“Honestly, I’ll just have to work harder,” said North.
Thames called the endorsements “unfortunate,” and described himself as “the only one that will fight for working families.”
Hucker, reached late Tuesday afternoon, said it was the first he’d heard of the endorsements and wanted to think about it before responding.
This is the second big boost in recent weeks for Barclay, who last month was endorsed by the county teachers union, the Montgomery County Education Association (MCEA). That gives him a spot on the coveted Apple Ballot, which is mailed to registered Democrats and distributed near polling places on Primary Day.
The teachers’ choice reflects the other set of tensions playing out in District 5. While it is easy to look at labor in monolithic terms, the contest is a reminder that Montgomery’s public employee unions have distinctly different needs and objectives.
Hucker, a founder and former executive director of Progressive Maryland, has strong ties to the labor movement and especially the senior leadership of MCEA. He has won their endorsement for his state legislative campaigns. Under almost any other circumstance, he’d have received it again for his council run.
But as a Board of Education member Barclay has been an important player for the MCEA, working closely with the union on budgets and other policy questions. He also has two years left on his term and does not have to resign to run for council. For the teachers, that means endorsing Hucker would result in one of two outcomes, both bad. A Hucker victory would lead to an awkward-at-best two more years of doing school board business with Barclay. A Barclay win would install an alienated ally on the County Council.
Hucker, meanwhile, has been endorsed by unions long frustrated with the teachers’ dominance of county spending (school funding comprises more than half of Montgomery’s operating budget).
The United Food and Commercial Workers (UFCW) Local 1994, also known as Municipal and County Government Employees Organization (MCGEO) represents about 10,000 non-uniformed Montgomery workers. Along with the International Association of Fire Fighters Local 1664, they are especially unhappy that MCEA lobbied successfully in Annapolis a couple of years ago to tighten the so-called “maintenance of effort” law that mandates minimum levels of local education spending as a condition of state funding. They believe that the law has taken money and benefits off the table that could have gone to their members.

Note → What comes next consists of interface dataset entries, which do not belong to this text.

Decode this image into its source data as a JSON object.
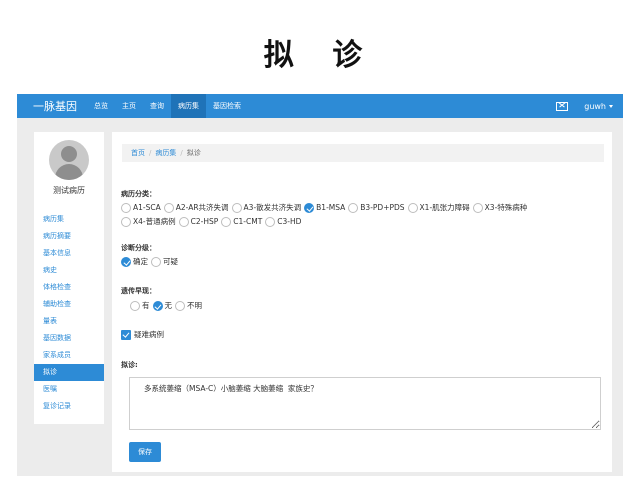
{
  "page_title": "拟 诊",
  "navbar": {
    "brand": "一脉基因",
    "items": [
      {
        "label": "总览",
        "active": false
      },
      {
        "label": "主页",
        "active": false
      },
      {
        "label": "查询",
        "active": false
      },
      {
        "label": "病历集",
        "active": true
      },
      {
        "label": "基因检索",
        "active": false
      }
    ],
    "mail_icon": "mail-icon",
    "user": "guwh"
  },
  "sidebar": {
    "avatar_icon": "user-avatar-icon",
    "patient_name": "测试病历",
    "items": [
      {
        "label": "病历集",
        "active": false
      },
      {
        "label": "病历摘要",
        "active": false
      },
      {
        "label": "基本信息",
        "active": false
      },
      {
        "label": "病史",
        "active": false
      },
      {
        "label": "体格检查",
        "active": false
      },
      {
        "label": "辅助检查",
        "active": false
      },
      {
        "label": "量表",
        "active": false
      },
      {
        "label": "基因数据",
        "active": false
      },
      {
        "label": "家系成员",
        "active": false
      },
      {
        "label": "拟诊",
        "active": true
      },
      {
        "label": "医嘱",
        "active": false
      },
      {
        "label": "复诊记录",
        "active": false
      }
    ]
  },
  "breadcrumb": {
    "home": "首页",
    "records": "病历集",
    "current": "拟诊"
  },
  "classification": {
    "label": "病历分类：",
    "options": [
      {
        "label": "A1-SCA",
        "checked": false
      },
      {
        "label": "A2-AR共济失调",
        "checked": false
      },
      {
        "label": "A3-散发共济失调",
        "checked": false
      },
      {
        "label": "B1-MSA",
        "checked": true
      },
      {
        "label": "B3-PD+PDS",
        "checked": false
      },
      {
        "label": "X1-肌张力障碍",
        "checked": false
      },
      {
        "label": "X3-特殊病种",
        "checked": false
      },
      {
        "label": "X4-普通病例",
        "checked": false
      },
      {
        "label": "C2-HSP",
        "checked": false
      },
      {
        "label": "C1-CMT",
        "checked": false
      },
      {
        "label": "C3-HD",
        "checked": false
      }
    ]
  },
  "diagnosis_level": {
    "label": "诊断分级：",
    "options": [
      {
        "label": "确定",
        "checked": true
      },
      {
        "label": "可疑",
        "checked": false
      }
    ]
  },
  "heredity": {
    "label": "遗传早现：",
    "options": [
      {
        "label": "有",
        "checked": false
      },
      {
        "label": "无",
        "checked": true
      },
      {
        "label": "不明",
        "checked": false
      }
    ]
  },
  "difficult_case": {
    "label": "疑难病例",
    "checked": true
  },
  "prelim": {
    "label": "拟诊:",
    "value": "多系统萎缩（MSA-C）小脑萎缩 大脑萎缩  家族史？"
  },
  "save_label": "保存"
}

Adding to the backstory is Ervin’s turbulent relationship with MCGEO president Gino Renne. A one-time UFCW organizer, Ervin clashed with Renne on a series of measures, including changes in collective bargaining and disability retirement rules for police.
The tensions grew personal. Renne unsuccessfully sought a county inspector general’s investigation of alleged ethical violations on Ervin’s part. She charged that MCGEO was behind an anonymous Web site that smeared her. Renne denied any connection to the site.
Ervin says she’s not interested in payback, but it’s no accident that she and Renne once again find themselves on opposite sides.
In announcing its endorsement of Hucker a few weeks ago, MCGEO said District 5 was “its top priority this election season, and will launch a robust political program including weekend door knocking and phone banks.”